YOUR ASSIGNMENT: Report only how many lines of the records contain the word "Copy".

Items from an interface collection:
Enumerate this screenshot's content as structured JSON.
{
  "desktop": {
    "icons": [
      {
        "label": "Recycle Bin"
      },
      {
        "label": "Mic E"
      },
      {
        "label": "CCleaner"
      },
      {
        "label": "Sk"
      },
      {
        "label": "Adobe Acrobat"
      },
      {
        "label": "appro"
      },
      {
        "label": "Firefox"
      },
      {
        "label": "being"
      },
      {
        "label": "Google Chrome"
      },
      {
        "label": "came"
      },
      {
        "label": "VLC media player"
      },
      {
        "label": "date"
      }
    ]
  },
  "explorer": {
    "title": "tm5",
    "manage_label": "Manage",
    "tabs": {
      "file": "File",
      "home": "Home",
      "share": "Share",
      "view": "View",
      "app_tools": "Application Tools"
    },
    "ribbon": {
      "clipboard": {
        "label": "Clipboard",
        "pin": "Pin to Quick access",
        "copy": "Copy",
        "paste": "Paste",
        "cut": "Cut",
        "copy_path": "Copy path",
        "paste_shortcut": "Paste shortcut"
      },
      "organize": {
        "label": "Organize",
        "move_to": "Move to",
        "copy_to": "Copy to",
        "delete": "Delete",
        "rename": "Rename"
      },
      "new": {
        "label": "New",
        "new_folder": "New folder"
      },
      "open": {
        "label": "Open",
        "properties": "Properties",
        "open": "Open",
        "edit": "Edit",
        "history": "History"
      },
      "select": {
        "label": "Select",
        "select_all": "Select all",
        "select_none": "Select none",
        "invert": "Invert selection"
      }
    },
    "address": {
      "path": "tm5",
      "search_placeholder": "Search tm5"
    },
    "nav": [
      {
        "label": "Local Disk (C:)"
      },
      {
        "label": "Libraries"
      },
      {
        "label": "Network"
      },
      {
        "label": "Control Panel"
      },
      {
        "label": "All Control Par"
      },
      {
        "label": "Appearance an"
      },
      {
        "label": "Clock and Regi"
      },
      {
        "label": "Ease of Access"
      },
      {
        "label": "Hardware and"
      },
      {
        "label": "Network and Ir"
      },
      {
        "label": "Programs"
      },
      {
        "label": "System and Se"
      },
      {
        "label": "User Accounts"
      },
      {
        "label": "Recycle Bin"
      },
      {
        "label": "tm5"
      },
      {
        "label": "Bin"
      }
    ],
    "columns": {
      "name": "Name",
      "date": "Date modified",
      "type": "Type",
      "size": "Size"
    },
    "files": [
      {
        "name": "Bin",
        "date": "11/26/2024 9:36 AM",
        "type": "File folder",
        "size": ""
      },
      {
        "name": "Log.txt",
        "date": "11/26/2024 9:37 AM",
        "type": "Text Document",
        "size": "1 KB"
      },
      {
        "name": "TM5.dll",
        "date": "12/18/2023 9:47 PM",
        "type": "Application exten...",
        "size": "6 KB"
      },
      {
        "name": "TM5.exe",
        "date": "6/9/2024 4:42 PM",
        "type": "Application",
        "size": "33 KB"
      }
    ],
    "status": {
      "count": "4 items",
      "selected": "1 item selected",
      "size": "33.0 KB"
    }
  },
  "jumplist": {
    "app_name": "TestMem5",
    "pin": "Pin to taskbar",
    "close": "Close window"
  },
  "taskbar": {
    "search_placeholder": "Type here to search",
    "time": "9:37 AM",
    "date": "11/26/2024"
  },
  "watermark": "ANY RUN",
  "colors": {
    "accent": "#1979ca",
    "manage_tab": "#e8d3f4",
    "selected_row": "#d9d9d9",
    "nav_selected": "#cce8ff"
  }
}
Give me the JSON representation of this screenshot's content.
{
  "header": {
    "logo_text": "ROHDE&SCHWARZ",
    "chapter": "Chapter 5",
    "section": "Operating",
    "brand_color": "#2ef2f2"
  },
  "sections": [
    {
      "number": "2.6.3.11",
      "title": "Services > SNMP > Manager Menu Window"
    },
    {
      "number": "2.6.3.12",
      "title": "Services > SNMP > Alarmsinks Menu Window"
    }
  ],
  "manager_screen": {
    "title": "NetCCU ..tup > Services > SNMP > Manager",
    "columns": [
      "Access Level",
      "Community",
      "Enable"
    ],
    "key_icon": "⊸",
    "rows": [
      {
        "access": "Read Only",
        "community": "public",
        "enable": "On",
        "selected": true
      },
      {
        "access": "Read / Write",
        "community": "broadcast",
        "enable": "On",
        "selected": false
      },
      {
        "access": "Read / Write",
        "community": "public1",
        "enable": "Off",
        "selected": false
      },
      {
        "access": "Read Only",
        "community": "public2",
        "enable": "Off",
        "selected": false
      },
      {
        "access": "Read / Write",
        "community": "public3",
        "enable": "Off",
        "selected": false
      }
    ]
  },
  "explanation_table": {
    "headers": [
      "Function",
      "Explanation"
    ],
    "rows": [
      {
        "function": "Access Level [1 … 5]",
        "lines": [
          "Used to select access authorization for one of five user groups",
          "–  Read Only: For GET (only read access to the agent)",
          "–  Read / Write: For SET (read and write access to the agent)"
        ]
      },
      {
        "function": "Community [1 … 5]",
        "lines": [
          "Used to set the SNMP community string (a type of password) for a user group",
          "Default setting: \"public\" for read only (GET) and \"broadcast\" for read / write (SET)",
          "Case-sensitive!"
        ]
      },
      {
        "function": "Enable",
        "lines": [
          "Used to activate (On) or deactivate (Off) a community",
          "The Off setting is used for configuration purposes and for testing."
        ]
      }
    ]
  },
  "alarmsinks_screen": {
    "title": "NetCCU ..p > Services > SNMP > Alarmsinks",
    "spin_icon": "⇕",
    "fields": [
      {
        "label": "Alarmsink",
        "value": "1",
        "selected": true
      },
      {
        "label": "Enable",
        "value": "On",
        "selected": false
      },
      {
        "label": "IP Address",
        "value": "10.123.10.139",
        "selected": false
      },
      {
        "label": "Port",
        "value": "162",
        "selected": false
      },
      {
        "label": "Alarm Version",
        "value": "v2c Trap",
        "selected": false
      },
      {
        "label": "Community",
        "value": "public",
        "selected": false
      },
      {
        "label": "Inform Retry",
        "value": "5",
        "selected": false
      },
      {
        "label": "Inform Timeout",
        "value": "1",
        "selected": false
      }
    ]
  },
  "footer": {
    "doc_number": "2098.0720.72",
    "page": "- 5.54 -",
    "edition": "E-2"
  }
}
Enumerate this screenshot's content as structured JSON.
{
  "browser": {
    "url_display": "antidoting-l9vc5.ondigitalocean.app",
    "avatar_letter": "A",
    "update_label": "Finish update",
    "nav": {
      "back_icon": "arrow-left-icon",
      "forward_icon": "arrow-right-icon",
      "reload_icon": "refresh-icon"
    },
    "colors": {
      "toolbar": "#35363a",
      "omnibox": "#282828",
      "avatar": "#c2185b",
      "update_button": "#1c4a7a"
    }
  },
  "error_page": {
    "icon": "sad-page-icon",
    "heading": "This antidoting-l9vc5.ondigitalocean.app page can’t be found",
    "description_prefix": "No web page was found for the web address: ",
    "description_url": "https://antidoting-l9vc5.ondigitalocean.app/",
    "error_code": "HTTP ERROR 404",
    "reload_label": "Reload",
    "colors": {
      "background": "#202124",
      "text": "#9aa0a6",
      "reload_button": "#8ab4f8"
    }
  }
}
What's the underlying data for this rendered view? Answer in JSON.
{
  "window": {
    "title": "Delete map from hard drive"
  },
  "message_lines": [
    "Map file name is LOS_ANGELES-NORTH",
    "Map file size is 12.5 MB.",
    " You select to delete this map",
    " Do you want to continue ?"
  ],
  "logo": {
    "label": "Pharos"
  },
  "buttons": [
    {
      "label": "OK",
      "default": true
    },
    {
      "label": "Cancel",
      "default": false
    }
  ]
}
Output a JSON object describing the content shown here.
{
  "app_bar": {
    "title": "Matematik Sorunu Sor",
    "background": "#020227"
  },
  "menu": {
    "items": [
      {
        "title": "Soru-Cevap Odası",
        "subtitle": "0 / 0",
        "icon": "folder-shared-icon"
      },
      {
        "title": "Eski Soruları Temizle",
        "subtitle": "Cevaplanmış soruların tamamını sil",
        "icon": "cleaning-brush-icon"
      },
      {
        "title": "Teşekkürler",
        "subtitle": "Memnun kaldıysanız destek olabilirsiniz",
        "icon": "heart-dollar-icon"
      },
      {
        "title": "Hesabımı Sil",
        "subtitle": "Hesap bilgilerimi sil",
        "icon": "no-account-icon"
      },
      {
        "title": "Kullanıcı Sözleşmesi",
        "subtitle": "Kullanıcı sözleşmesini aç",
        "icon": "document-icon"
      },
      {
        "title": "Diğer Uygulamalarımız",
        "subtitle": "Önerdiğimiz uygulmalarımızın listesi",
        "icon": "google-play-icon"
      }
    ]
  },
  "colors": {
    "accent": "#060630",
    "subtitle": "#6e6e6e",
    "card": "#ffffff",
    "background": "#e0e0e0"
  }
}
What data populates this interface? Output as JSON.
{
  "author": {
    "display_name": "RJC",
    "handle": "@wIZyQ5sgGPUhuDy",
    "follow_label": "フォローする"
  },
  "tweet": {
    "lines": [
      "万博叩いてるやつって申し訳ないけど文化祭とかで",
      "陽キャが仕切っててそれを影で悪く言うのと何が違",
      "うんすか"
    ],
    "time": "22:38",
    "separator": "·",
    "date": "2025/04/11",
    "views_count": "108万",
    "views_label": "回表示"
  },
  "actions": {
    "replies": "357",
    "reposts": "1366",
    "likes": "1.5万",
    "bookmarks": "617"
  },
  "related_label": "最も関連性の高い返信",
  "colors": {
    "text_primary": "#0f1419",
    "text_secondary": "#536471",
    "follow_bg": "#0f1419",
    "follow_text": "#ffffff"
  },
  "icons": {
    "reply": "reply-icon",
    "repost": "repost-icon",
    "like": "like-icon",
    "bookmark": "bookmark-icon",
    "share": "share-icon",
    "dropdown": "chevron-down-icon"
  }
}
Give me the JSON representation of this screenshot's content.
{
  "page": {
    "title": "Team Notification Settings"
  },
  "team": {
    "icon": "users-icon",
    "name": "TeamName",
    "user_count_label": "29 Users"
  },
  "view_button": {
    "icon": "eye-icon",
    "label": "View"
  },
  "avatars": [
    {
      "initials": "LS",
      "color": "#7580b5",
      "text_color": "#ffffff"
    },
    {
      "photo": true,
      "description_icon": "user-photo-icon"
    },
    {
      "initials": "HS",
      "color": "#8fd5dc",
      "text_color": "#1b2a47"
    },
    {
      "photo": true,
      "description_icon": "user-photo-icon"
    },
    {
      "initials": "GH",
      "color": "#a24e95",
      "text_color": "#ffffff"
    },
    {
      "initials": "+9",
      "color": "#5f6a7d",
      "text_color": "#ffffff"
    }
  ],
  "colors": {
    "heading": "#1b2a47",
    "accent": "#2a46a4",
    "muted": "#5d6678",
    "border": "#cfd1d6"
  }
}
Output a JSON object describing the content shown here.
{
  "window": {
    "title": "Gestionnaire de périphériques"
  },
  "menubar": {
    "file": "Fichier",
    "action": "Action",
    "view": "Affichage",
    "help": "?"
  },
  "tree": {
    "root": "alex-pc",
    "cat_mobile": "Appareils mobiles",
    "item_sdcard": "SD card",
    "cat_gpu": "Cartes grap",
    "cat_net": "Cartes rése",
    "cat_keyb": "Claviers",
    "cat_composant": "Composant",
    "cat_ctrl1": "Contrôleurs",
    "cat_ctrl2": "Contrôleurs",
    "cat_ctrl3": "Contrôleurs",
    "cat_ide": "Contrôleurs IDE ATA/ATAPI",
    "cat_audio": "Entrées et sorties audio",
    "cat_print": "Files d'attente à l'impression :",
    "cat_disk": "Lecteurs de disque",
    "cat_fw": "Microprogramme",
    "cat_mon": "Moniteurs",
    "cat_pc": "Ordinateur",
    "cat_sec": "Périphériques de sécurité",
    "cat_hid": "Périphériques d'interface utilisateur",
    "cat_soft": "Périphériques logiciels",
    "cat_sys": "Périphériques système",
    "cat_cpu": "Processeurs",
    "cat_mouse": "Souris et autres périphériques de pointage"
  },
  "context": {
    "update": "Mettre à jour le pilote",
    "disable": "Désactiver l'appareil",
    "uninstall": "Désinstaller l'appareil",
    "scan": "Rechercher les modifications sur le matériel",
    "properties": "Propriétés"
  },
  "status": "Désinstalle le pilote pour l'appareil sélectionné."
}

REPLY TO THE TASK: 3